“It is strange that people who were in police custody, who were supposed to be crying and pleading for mercy to be released, could think of committing such an atrocity against their fellow inmate. It is barbaric!
“When someone is in police custody, they are supposed to be shivering, not wanting sexual pleasure, particularly with the same sex. This incident tells the fact that this society has gone morally bankrupt. We just thank God for a few ones in this country and the world who are still morally righteous.
“I’d also like to say that some parents have been sleeping too much. Those gay men in police custody, are they not the children of some parents? What were they taught by their parents while growing up? The truth is that it’ll be very hard for a child to derail from a path he or she was introduced to early in life. At this juncture, it is important that everyone teaches their children good virtues early in life. If we have more parents dedicated to this cause, we’ll have fewer crimes in the society.”
A Nigerian psychologist based in London, the United Kingdom, Dr. (Mrs.) Moyo Owolabi, told Saturday PUNCH via email that the major cause why homosexuality is becoming rampant in the society today is due to lack of proper parental upbringing.
“No one heard about all these things in the past. It was never an attention-demanding psychological problem,” she said.
She added that if care is not taken, Nigerian police cells could become a breeding ground for homosexuality, as it is evident in the narrations of the victims who spoke to our correspondent.
She said, “In my opinion, if you look at what is happening today, the major common causes of homosexuality are as a result of factors in family upbringing such as deficient parental or poor fatherly skills.
“Many homosexuals that I’ve interviewed personally are brought up with deficient adult male identities caused by lack of interactions with good male adults. The lack of positive male adult role-modelling would later cause them to be seen as effeminate males when they grow up.”
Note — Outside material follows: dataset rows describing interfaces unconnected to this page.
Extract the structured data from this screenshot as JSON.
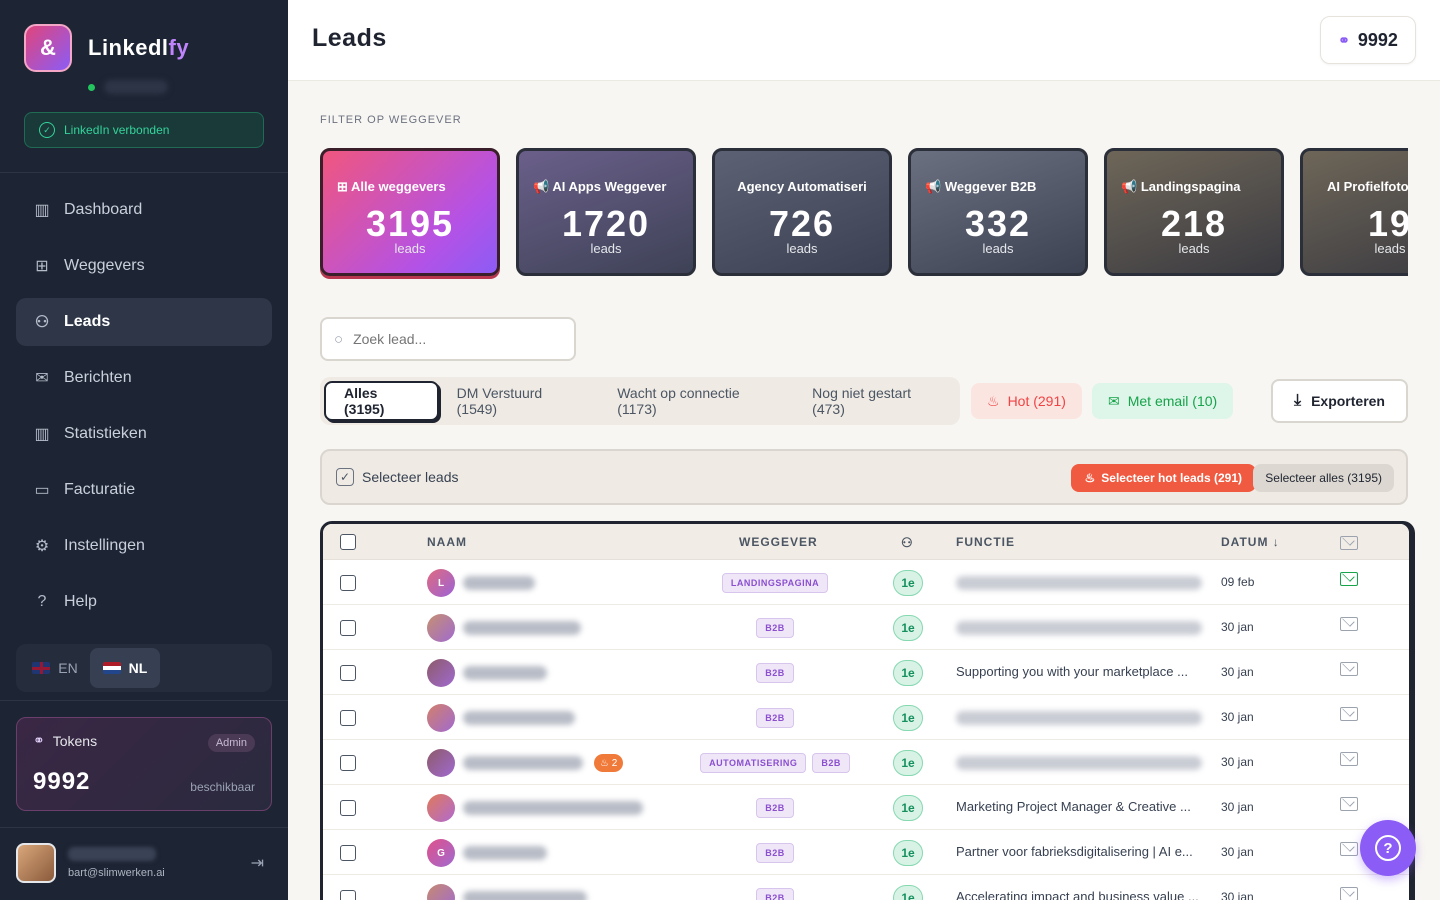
{
  "app": {
    "name_part1": "Linkedl",
    "name_part2": "fy",
    "connected_label": "LinkedIn verbonden"
  },
  "sidebar": {
    "items": [
      {
        "label": "Dashboard",
        "icon": "bar-chart-icon"
      },
      {
        "label": "Weggevers",
        "icon": "gift-icon"
      },
      {
        "label": "Leads",
        "icon": "users-icon"
      },
      {
        "label": "Berichten",
        "icon": "mail-icon"
      },
      {
        "label": "Statistieken",
        "icon": "bar-chart-icon"
      },
      {
        "label": "Facturatie",
        "icon": "credit-card-icon"
      },
      {
        "label": "Instellingen",
        "icon": "gear-icon"
      },
      {
        "label": "Help",
        "icon": "help-circle-icon"
      }
    ],
    "lang_en": "EN",
    "lang_nl": "NL",
    "tokens": {
      "label": "Tokens",
      "role": "Admin",
      "value": "9992",
      "sub": "beschikbaar"
    },
    "user": {
      "email": "bart@slimwerken.ai"
    }
  },
  "header": {
    "title": "Leads",
    "token_count": "9992"
  },
  "filter": {
    "label": "FILTER OP WEGGEVER",
    "cards": [
      {
        "title": "Alle weggevers",
        "value": "3195",
        "unit": "leads"
      },
      {
        "title": "AI Apps Weggever",
        "value": "1720",
        "unit": "leads"
      },
      {
        "title": "Agency Automatiseri",
        "value": "726",
        "unit": "leads"
      },
      {
        "title": "Weggever B2B",
        "value": "332",
        "unit": "leads"
      },
      {
        "title": "Landingspagina",
        "value": "218",
        "unit": "leads"
      },
      {
        "title": "AI Profielfoto",
        "value": "19",
        "unit": "leads"
      }
    ]
  },
  "search": {
    "placeholder": "Zoek lead..."
  },
  "tabs": [
    {
      "label": "Alles (3195)"
    },
    {
      "label": "DM Verstuurd (1549)"
    },
    {
      "label": "Wacht op connectie (1173)"
    },
    {
      "label": "Nog niet gestart (473)"
    }
  ],
  "chips": {
    "hot": "Hot (291)",
    "email": "Met email (10)"
  },
  "export_label": "Exporteren",
  "select_bar": {
    "label": "Selecteer leads",
    "hot_button": "Selecteer hot leads (291)",
    "all_button": "Selecteer alles (3195)"
  },
  "table": {
    "headers": {
      "naam": "NAAM",
      "weggever": "WEGGEVER",
      "functie": "FUNCTIE",
      "datum": "DATUM"
    },
    "rows": [
      {
        "initial": "L",
        "tags": [
          "LANDINGSPAGINA"
        ],
        "degree": "1e",
        "function": "",
        "date": "09 feb",
        "email": true
      },
      {
        "initial": "",
        "tags": [
          "B2B"
        ],
        "degree": "1e",
        "function": "",
        "date": "30 jan",
        "email": false
      },
      {
        "initial": "",
        "tags": [
          "B2B"
        ],
        "degree": "1e",
        "function": "Supporting you with your marketplace ...",
        "date": "30 jan",
        "email": false
      },
      {
        "initial": "",
        "tags": [
          "B2B"
        ],
        "degree": "1e",
        "function": "",
        "date": "30 jan",
        "email": false
      },
      {
        "initial": "",
        "tags": [
          "AUTOMATISERING",
          "B2B"
        ],
        "degree": "1e",
        "function": "",
        "date": "30 jan",
        "email": false,
        "hot": "2"
      },
      {
        "initial": "",
        "tags": [
          "B2B"
        ],
        "degree": "1e",
        "function": "Marketing Project Manager & Creative ...",
        "date": "30 jan",
        "email": false
      },
      {
        "initial": "G",
        "tags": [
          "B2B"
        ],
        "degree": "1e",
        "function": "Partner voor fabrieksdigitalisering | AI e...",
        "date": "30 jan",
        "email": false
      },
      {
        "initial": "",
        "tags": [
          "B2B"
        ],
        "degree": "1e",
        "function": "Accelerating impact and business value ...",
        "date": "30 jan",
        "email": false
      }
    ]
  },
  "colors": {
    "accent": "#8b5cf6",
    "sidebar_bg": "#1d2433",
    "hot": "#f05a40",
    "success": "#16a34a"
  }
}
Just like Bamidele, the psychologist advised parents to spend more time with their children to develop them both socially and psychologically.
“If they know what’s right when they’re young, it will be difficult for them to accept nonsense when they grow up,” she said.
On July 15, 2015, PUNCH Metro reported about 25 landlords from the Temidire, Alagbado area of Lagos State who stormed the premises of the Lagos State Police Command, Ikeja, to report a suspected gay rapist in the area.
The complainants, led by the leader of the community, Alhaji Najimu Abioye, alleged that one Tunji had raped many young men in the area, in addition to constituting other forms of nuisance in the community.
The latter had denied the allegation, but the police said the case would be investigated.
Whether the police are aware of the act of homosexuality among some male inmates in their custody and whether they had made arrests in connection with the offence in the past, the spokesperson for the Lagos State Police Command, SP Dolapo Badmus, said the police would commence investigation into the matter.
He said, “The question is, if the story is true, did the victims cry out for help? Because for every cell, there is always a guard attached. If such a thing was going on, the victims should have cried out.
“However, since this is coming to the notice of the command for the first time, we will investigate. In fact, we have commenced investigation into the matter.”